A colleague in my office recently died. She was young, in her 30s, and married only a few years. Her name is still on her office door. Every time I walk past I glance towards it, slightly cracked, not denying my curiosity but hoping no one sees me. Her things are untouched on her desk as if she’s just down the hall in a meeting.
I didn’t know her well, hardly at all, our interaction limited to a few email exchanges. Walking past her office, though I never would, I am compelled to open the door, go in, and look around. I’m not sure what I think I’d see – a nondescript notepad, a pen, maybe a wedding picture, or a plant with leaves turning brown? I’m not sure what drives my curiosity. Numerous colleagues have retired, but the allure of standing in their tiny dominion closed in by gray cubicle walls holds no appeal. I’ve seen their emptied spaces, the stacks of paper cleared away, the last headache transferred to a new owner, disorder made clean, permitted by their expected departure. Perhaps it’s the possibility for disorder, incompleteness, and events unplanned that compels my curiosity to meditate on the half-used notepad I’d likely find.

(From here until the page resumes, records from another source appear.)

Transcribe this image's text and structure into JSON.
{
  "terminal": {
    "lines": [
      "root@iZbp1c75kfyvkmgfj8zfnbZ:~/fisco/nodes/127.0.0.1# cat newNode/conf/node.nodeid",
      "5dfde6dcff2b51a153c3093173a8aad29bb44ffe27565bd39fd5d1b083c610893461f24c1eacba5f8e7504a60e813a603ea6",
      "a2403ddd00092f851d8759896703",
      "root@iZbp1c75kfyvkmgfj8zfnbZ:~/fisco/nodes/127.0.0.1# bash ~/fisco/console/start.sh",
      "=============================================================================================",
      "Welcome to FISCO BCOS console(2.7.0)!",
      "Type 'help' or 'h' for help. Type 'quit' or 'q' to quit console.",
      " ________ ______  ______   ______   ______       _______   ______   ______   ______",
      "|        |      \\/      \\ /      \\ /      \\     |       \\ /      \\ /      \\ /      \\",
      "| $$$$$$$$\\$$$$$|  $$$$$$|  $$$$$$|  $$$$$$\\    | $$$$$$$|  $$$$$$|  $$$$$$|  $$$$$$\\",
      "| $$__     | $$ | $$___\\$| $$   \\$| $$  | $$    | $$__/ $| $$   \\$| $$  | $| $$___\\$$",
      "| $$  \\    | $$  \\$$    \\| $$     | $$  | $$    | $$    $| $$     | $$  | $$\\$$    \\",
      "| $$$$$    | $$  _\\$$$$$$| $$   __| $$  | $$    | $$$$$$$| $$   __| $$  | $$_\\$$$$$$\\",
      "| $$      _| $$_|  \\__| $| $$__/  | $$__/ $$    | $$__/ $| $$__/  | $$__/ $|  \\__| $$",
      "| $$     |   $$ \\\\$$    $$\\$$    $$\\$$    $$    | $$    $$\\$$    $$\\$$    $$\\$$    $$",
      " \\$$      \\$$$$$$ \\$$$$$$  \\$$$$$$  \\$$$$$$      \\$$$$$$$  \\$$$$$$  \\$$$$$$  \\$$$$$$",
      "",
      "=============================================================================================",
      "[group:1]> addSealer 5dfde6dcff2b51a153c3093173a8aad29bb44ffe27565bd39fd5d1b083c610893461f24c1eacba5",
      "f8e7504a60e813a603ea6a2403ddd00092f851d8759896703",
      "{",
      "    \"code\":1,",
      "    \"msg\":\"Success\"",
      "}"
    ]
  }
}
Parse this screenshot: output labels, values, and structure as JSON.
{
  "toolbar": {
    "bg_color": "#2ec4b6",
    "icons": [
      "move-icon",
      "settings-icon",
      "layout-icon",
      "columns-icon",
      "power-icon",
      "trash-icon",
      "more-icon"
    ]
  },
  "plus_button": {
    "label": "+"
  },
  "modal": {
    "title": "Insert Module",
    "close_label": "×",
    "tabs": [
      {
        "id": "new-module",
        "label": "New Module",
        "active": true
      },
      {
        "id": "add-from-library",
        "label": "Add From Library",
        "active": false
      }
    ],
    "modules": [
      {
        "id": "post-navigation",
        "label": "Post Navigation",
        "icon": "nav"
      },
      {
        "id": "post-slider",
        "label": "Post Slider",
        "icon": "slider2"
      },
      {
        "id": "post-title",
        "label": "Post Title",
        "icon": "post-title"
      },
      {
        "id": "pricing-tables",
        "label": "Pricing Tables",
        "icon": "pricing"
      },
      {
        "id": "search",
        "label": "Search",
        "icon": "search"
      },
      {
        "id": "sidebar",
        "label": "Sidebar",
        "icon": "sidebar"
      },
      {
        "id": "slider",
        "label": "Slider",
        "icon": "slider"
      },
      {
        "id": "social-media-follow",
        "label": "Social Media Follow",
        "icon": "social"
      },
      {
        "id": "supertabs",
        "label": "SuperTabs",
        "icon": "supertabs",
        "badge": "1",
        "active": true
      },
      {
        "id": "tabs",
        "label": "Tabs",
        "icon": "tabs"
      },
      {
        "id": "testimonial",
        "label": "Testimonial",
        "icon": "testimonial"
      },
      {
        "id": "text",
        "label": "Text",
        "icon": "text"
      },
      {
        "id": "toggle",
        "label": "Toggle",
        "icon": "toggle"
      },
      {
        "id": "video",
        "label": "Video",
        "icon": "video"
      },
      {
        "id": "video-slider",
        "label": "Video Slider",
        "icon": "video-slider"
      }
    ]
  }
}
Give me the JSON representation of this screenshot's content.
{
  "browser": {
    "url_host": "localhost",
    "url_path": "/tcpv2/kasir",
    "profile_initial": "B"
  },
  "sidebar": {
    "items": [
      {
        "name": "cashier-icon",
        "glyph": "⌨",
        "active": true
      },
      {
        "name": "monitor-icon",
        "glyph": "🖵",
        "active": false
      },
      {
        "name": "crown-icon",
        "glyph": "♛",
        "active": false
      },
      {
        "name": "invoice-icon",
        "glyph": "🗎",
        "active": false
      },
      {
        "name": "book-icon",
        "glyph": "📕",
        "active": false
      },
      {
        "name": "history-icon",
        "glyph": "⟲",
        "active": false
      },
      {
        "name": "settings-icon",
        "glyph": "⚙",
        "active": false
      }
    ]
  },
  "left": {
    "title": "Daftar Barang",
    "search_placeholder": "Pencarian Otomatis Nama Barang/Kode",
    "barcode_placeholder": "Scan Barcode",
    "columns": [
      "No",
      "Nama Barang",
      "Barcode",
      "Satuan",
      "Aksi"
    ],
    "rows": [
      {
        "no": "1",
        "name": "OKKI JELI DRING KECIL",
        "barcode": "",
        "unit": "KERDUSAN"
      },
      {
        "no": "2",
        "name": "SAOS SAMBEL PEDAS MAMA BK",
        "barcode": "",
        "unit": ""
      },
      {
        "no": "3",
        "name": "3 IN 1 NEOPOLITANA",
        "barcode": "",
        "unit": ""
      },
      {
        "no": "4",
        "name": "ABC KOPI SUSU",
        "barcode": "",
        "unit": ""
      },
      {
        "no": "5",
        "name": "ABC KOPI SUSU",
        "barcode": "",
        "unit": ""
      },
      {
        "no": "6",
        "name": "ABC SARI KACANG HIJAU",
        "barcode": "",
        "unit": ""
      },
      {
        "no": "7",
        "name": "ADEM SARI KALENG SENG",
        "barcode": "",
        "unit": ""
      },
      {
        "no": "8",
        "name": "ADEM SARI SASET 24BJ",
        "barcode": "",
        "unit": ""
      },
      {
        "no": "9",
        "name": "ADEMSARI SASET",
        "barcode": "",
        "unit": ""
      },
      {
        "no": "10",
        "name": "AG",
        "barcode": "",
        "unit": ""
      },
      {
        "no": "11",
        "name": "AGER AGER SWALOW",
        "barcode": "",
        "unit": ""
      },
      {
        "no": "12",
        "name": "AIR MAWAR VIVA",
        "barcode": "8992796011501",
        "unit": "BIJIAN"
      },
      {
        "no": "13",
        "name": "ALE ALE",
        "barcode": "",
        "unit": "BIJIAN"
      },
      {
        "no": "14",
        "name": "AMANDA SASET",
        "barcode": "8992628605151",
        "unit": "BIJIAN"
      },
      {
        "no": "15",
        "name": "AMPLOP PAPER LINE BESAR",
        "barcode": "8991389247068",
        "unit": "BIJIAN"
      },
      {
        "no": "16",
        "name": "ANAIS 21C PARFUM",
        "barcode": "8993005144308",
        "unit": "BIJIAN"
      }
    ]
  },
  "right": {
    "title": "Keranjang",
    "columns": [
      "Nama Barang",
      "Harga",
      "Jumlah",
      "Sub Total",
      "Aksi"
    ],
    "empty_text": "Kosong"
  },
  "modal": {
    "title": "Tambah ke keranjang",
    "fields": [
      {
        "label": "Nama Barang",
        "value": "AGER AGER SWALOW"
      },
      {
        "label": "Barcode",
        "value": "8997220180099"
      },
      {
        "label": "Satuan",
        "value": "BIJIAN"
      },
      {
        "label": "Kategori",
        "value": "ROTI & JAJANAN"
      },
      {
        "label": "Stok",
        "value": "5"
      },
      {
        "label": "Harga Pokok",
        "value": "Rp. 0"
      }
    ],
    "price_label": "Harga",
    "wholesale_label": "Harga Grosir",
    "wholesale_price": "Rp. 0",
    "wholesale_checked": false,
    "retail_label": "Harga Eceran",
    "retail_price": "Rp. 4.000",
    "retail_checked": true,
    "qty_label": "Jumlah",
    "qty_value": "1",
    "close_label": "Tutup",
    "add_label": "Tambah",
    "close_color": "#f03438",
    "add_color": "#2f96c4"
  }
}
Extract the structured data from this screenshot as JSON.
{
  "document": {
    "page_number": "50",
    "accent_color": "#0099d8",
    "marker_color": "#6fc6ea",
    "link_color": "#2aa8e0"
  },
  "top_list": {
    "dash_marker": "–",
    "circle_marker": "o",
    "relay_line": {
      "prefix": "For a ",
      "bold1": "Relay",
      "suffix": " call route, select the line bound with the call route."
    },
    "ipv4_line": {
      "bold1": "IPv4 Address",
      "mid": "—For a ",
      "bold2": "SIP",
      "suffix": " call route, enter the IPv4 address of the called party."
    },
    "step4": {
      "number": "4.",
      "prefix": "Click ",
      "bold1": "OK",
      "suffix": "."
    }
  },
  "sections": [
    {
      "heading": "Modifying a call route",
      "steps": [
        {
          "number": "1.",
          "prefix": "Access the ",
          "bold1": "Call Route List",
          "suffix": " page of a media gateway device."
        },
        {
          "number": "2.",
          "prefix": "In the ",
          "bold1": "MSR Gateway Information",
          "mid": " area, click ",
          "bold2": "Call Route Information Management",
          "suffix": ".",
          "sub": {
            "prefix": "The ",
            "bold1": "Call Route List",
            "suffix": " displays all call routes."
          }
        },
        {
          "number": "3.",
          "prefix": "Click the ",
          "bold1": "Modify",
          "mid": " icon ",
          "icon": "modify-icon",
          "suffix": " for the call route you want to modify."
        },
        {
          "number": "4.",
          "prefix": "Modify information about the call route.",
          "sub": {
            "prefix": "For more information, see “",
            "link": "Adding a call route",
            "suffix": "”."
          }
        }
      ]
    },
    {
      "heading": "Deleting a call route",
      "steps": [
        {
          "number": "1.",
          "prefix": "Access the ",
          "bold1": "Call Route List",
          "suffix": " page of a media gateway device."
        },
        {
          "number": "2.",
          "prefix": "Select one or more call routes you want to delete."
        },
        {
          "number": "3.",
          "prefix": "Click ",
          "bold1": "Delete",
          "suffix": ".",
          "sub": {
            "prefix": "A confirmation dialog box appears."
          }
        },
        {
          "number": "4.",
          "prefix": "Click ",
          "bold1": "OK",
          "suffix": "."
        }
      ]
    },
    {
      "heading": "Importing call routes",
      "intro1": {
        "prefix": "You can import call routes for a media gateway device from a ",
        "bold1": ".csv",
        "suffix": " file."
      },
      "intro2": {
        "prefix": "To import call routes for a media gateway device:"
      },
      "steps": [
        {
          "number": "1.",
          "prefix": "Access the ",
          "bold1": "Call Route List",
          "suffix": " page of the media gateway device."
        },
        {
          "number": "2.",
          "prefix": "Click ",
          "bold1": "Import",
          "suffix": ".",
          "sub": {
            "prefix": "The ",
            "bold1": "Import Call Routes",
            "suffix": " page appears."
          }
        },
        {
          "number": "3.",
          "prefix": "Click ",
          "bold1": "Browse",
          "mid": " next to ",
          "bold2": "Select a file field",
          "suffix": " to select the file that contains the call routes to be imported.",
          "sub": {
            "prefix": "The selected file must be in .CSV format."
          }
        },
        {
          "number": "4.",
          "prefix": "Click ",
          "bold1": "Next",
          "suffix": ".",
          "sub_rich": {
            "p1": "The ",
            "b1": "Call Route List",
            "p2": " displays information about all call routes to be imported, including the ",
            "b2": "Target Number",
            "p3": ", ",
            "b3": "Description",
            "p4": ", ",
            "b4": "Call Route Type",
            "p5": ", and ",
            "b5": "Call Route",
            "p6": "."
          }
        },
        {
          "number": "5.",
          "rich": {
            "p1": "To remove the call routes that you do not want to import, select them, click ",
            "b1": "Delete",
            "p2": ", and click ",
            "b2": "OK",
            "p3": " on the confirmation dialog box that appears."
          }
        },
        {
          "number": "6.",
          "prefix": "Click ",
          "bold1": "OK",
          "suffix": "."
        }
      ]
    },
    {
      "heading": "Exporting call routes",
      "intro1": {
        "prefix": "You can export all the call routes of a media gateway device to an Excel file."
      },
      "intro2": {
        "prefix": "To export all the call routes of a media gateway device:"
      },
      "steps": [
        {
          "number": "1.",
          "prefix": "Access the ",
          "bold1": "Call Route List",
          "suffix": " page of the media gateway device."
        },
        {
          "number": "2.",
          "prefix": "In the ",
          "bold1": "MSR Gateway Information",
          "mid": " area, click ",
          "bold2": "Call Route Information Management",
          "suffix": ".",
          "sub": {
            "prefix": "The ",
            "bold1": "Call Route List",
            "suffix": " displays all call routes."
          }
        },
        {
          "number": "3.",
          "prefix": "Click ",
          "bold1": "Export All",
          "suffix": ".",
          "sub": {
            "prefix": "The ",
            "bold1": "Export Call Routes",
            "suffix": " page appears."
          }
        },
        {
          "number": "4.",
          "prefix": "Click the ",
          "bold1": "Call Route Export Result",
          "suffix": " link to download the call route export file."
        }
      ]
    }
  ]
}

When I heard the news, first from a colleague, then from an office email, I felt guilty for ever having dreaded coming to work, for ever having complained. I felt I should feel a sense of calm appreciation for the opportunity of each day lived. Instead I felt an urgency to create disorder, to live a messy life of risks and unknown outcomes, so that when I died and someone indulged their curiosity, meditating on what I left behind, they would see the evidence that I had been there, that I had lived.